> _EXERCISE_
Report each line of the entries that contains the word "number", copied in full.

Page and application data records

-------------------------

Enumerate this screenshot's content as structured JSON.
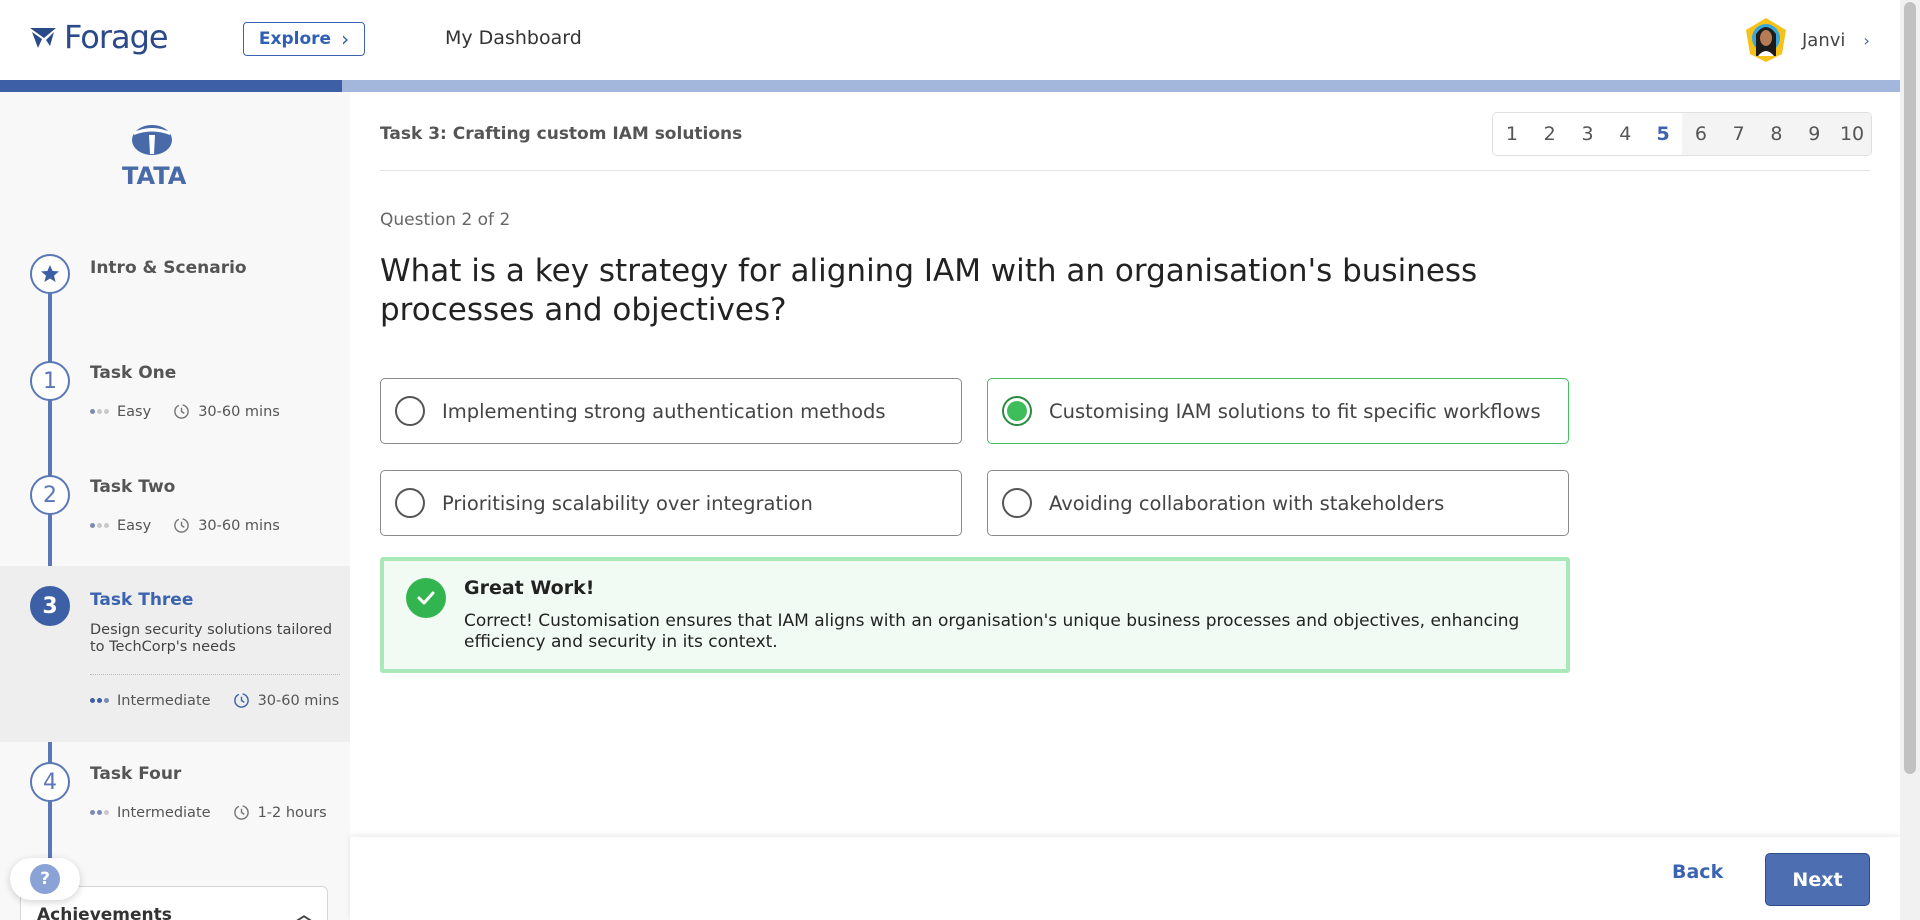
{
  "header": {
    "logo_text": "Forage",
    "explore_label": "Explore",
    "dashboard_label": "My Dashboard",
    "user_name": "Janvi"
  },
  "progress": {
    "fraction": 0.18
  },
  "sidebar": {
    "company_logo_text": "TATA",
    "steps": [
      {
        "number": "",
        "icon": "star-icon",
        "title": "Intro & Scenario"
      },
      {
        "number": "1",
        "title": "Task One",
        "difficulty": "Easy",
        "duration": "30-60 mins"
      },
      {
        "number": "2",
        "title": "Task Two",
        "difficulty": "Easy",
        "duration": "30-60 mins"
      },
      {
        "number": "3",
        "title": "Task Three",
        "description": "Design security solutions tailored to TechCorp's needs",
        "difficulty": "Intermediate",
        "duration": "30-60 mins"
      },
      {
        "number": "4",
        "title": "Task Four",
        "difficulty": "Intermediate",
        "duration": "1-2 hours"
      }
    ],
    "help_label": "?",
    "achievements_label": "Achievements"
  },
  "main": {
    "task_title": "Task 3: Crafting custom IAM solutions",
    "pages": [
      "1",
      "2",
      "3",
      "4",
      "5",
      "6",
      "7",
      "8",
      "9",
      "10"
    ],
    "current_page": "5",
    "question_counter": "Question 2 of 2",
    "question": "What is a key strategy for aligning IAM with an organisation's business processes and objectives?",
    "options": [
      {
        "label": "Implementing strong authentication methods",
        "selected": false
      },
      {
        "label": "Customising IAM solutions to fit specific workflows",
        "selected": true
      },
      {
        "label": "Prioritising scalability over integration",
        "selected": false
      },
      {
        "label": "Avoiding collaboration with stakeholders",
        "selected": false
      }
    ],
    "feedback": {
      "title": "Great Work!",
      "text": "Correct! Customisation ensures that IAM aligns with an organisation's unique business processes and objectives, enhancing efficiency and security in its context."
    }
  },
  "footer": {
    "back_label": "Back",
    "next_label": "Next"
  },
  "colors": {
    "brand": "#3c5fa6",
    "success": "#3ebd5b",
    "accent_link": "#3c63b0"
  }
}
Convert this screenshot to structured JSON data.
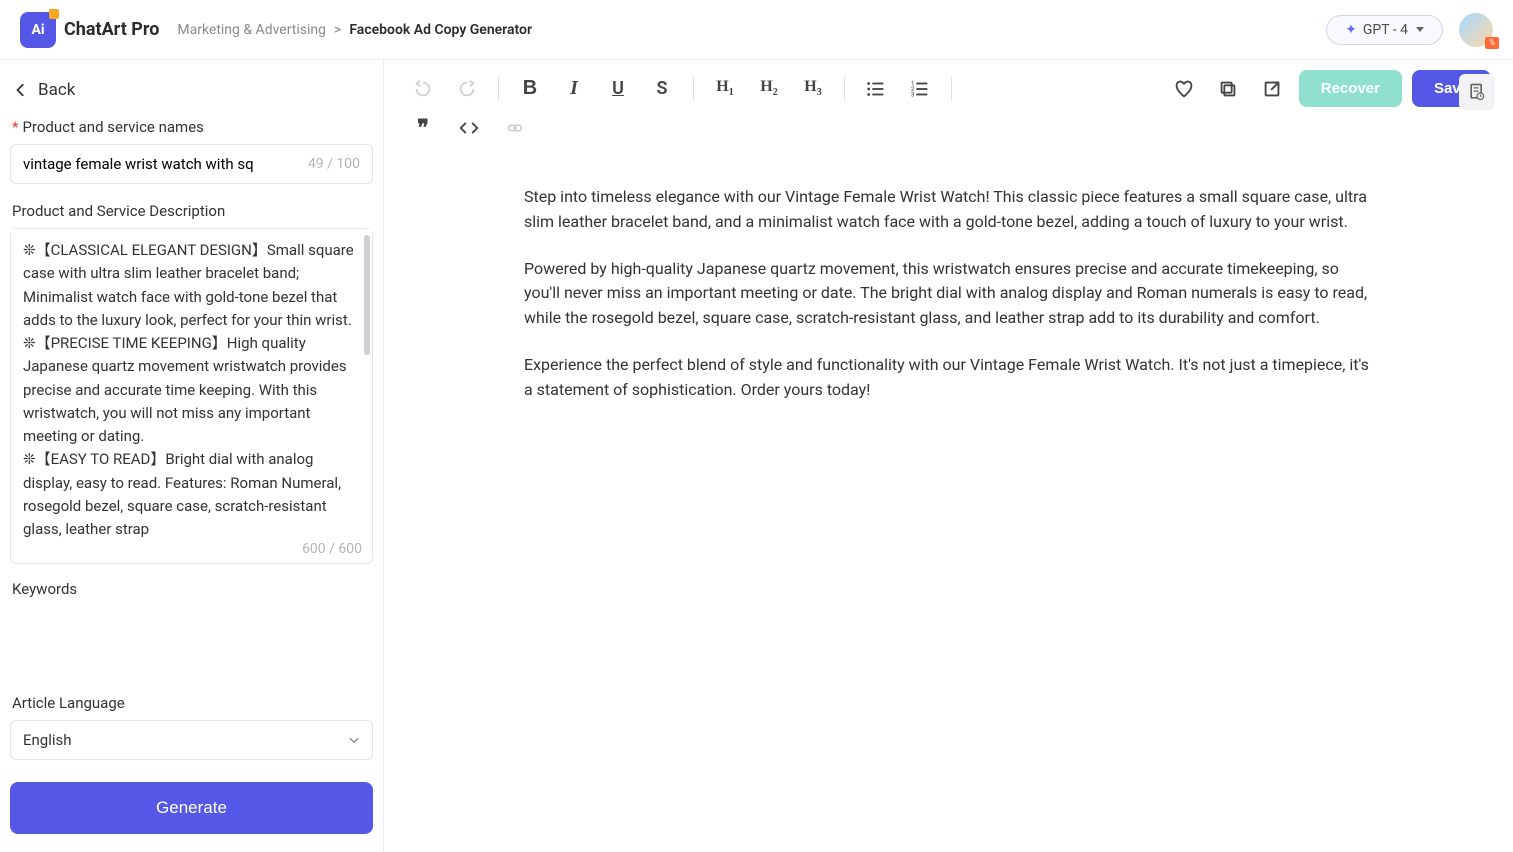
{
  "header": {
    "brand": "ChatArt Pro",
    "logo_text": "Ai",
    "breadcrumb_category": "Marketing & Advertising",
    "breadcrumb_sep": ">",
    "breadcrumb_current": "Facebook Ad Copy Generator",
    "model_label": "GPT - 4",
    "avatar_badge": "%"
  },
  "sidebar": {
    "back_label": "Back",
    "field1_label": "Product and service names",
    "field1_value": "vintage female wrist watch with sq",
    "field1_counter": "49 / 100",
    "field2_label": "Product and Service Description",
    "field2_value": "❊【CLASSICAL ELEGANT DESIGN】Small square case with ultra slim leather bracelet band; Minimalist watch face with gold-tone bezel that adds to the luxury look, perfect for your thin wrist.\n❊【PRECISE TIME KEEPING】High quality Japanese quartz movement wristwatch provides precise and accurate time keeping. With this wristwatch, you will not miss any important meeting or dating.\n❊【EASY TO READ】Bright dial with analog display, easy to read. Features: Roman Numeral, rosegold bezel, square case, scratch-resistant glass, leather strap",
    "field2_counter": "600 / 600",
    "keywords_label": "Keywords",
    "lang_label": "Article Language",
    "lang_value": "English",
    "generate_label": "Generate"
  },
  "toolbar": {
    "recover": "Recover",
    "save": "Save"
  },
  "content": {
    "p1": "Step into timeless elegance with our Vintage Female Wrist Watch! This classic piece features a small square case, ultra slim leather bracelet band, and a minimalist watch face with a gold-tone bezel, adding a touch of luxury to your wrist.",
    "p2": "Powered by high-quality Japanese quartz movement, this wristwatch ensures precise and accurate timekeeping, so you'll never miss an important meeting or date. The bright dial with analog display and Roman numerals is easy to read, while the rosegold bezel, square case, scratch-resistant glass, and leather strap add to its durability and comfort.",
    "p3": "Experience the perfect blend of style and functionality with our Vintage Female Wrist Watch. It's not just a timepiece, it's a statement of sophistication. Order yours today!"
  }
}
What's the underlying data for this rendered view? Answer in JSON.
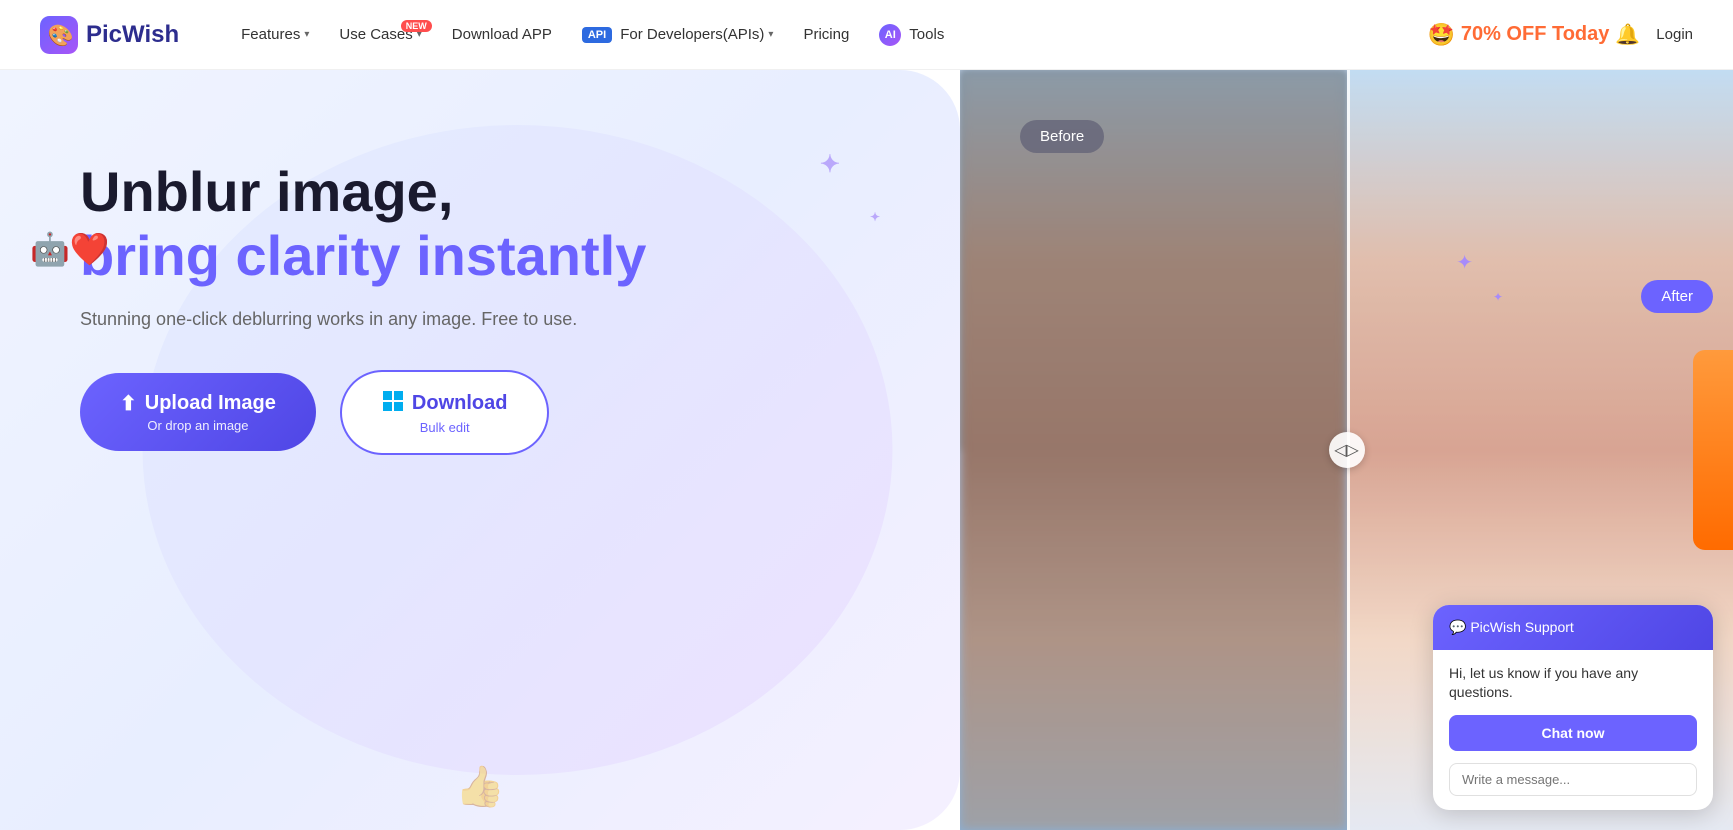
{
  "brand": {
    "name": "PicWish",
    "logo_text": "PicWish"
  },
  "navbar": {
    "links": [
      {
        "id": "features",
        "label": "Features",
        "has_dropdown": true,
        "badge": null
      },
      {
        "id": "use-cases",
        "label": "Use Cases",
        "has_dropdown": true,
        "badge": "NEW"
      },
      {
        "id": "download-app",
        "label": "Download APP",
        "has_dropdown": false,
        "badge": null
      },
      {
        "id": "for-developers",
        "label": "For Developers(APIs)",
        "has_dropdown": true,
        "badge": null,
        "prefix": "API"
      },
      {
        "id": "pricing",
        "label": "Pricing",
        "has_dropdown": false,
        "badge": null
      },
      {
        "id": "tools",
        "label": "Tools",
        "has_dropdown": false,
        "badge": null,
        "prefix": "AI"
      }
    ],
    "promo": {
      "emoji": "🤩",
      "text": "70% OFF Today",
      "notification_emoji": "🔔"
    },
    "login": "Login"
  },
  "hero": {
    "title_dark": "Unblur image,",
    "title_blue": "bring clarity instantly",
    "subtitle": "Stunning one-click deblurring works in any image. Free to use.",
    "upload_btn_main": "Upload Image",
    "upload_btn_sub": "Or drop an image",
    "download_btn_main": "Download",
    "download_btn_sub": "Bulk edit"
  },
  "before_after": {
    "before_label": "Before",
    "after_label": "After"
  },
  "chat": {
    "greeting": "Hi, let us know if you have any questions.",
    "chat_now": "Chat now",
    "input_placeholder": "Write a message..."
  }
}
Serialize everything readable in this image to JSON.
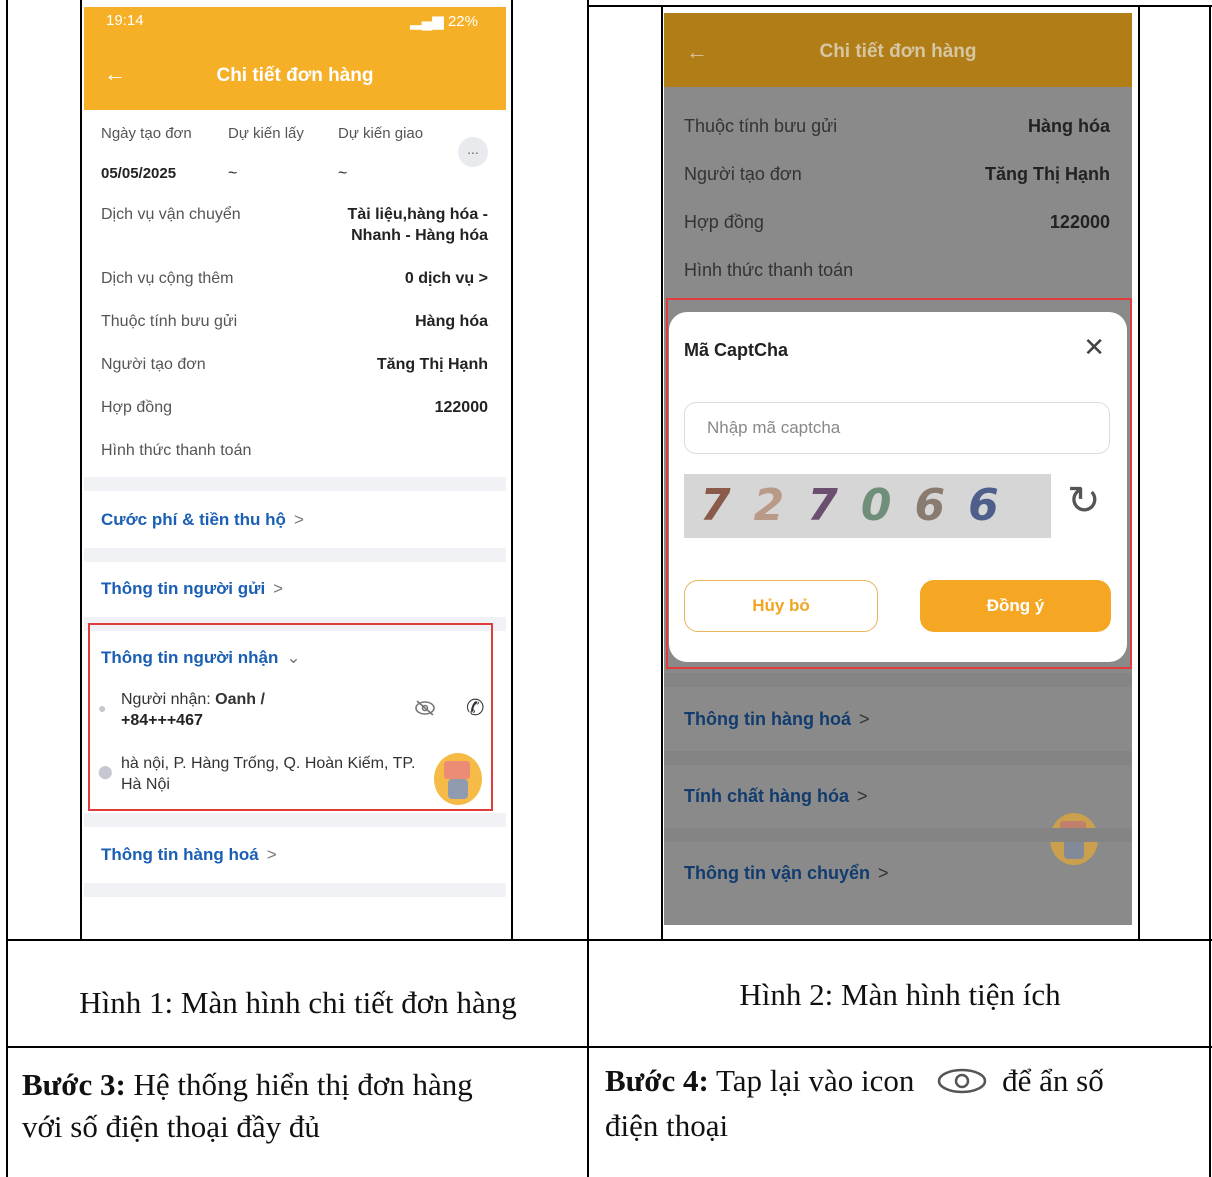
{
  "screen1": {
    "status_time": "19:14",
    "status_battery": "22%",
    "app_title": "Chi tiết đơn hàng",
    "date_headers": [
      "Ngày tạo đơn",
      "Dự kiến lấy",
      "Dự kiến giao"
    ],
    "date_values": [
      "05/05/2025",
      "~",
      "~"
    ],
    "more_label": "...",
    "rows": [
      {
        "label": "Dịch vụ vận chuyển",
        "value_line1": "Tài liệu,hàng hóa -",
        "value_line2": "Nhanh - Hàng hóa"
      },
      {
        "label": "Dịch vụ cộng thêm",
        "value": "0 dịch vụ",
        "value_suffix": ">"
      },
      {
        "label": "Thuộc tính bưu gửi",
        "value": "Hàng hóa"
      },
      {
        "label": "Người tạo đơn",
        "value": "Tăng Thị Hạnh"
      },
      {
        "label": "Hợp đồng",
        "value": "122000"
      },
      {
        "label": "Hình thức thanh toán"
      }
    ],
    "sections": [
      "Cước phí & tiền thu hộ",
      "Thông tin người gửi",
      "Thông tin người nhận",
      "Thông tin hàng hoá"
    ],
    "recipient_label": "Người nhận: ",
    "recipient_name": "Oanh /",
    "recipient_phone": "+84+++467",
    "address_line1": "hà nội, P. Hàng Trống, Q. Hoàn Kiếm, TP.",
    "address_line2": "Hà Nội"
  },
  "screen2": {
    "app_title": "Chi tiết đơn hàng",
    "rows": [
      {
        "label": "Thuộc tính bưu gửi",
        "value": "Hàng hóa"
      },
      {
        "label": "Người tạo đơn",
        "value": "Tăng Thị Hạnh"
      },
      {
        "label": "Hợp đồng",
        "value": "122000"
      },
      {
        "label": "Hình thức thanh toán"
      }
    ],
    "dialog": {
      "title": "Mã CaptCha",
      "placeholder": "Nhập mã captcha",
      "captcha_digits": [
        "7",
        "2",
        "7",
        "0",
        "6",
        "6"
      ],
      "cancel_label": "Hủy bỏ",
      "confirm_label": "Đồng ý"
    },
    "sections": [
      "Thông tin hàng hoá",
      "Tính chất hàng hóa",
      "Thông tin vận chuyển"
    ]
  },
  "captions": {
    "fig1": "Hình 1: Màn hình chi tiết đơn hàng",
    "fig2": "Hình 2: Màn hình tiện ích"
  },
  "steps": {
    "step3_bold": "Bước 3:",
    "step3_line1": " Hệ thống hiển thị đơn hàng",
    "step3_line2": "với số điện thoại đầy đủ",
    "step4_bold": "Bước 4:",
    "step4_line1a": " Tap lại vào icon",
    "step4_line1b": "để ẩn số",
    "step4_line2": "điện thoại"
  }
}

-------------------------

> _TASK ANSWER_
        "number": "",
        "number": "1",
        "number": "2",
        "number": "3",
        "number": "4",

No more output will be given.